** WORK REQUIRED **
Search the listing below for the word "external", and copy every line in which it turns up.
- Opening Delimiter -
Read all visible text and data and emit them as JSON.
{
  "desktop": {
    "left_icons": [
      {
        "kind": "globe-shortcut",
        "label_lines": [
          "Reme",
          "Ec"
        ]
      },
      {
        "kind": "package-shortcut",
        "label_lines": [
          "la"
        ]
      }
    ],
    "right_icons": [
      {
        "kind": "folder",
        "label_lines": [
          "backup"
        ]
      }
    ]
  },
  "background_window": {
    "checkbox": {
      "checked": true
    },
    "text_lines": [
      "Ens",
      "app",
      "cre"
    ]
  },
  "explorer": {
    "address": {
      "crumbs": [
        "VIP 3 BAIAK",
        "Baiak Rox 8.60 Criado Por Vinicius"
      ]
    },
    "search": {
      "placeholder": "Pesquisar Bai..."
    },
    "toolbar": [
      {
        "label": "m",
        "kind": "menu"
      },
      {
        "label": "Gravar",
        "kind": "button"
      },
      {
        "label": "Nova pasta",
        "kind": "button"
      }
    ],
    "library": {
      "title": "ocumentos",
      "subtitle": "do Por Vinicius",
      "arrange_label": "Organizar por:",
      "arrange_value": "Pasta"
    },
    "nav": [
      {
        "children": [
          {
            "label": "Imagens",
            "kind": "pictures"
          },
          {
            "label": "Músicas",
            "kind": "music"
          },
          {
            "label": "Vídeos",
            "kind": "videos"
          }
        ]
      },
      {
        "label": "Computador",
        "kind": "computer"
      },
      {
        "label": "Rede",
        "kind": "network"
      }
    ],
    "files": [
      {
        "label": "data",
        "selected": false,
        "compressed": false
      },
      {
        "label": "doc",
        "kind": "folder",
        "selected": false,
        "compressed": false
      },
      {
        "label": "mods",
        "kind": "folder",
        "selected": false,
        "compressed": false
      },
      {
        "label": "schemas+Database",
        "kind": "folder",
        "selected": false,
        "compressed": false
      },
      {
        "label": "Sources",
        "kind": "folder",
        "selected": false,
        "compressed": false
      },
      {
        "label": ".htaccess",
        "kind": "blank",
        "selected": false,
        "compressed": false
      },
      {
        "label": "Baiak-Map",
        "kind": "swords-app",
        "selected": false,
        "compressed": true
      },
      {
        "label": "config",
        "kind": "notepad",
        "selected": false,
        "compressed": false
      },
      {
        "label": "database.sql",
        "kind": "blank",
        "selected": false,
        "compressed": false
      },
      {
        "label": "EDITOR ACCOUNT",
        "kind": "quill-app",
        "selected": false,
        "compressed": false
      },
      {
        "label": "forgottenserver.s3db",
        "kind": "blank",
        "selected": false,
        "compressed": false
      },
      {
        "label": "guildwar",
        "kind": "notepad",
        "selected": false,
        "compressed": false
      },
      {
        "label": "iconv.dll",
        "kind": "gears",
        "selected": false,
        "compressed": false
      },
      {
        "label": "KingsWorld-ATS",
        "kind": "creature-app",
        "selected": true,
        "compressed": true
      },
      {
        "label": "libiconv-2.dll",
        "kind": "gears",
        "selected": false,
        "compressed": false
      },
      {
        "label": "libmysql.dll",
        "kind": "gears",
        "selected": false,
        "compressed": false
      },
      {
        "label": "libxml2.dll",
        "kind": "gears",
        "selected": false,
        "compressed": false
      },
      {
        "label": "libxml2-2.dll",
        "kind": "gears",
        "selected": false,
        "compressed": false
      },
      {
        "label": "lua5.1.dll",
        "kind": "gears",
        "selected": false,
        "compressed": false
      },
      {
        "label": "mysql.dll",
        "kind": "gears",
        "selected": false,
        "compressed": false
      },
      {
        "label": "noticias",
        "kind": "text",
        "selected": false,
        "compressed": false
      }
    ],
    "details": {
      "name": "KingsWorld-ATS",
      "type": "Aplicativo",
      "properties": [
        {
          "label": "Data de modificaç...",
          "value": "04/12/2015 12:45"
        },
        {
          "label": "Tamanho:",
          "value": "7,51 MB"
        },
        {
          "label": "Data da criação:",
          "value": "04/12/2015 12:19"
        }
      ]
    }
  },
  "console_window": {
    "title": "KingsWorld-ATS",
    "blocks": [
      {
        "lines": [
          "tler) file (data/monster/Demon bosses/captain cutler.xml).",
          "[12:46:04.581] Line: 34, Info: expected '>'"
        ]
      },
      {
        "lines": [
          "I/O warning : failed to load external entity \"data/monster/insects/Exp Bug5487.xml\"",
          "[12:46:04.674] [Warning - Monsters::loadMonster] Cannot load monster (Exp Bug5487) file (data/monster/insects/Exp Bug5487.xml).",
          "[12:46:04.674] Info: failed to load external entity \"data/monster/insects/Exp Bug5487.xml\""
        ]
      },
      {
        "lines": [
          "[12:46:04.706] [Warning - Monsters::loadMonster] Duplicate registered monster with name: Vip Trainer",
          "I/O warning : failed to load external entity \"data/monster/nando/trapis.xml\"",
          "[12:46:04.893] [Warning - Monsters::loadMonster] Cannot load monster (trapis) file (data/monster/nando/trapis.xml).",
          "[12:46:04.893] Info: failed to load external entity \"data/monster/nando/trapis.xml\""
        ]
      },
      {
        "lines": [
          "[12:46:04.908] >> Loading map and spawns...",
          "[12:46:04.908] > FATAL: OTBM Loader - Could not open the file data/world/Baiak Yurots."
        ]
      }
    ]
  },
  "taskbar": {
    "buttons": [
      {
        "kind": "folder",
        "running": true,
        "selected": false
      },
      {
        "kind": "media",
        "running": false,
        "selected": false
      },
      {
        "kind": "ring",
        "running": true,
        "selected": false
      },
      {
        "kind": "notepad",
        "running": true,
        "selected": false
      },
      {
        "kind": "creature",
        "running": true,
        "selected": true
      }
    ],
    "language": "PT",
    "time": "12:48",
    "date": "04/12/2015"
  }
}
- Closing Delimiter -
** EXPECTED OUTPUT **
          "I/O warning : failed to load external entity \"data/monster/insects/Exp Bug5487.xml\"",
          "[12:46:04.674] Info: failed to load external entity \"data/monster/insects/Exp Bug5487.xml\""
          "I/O warning : failed to load external entity \"data/monster/nando/trapis.xml\"",
          "[12:46:04.893] Info: failed to load external entity \"data/monster/nando/trapis.xml\""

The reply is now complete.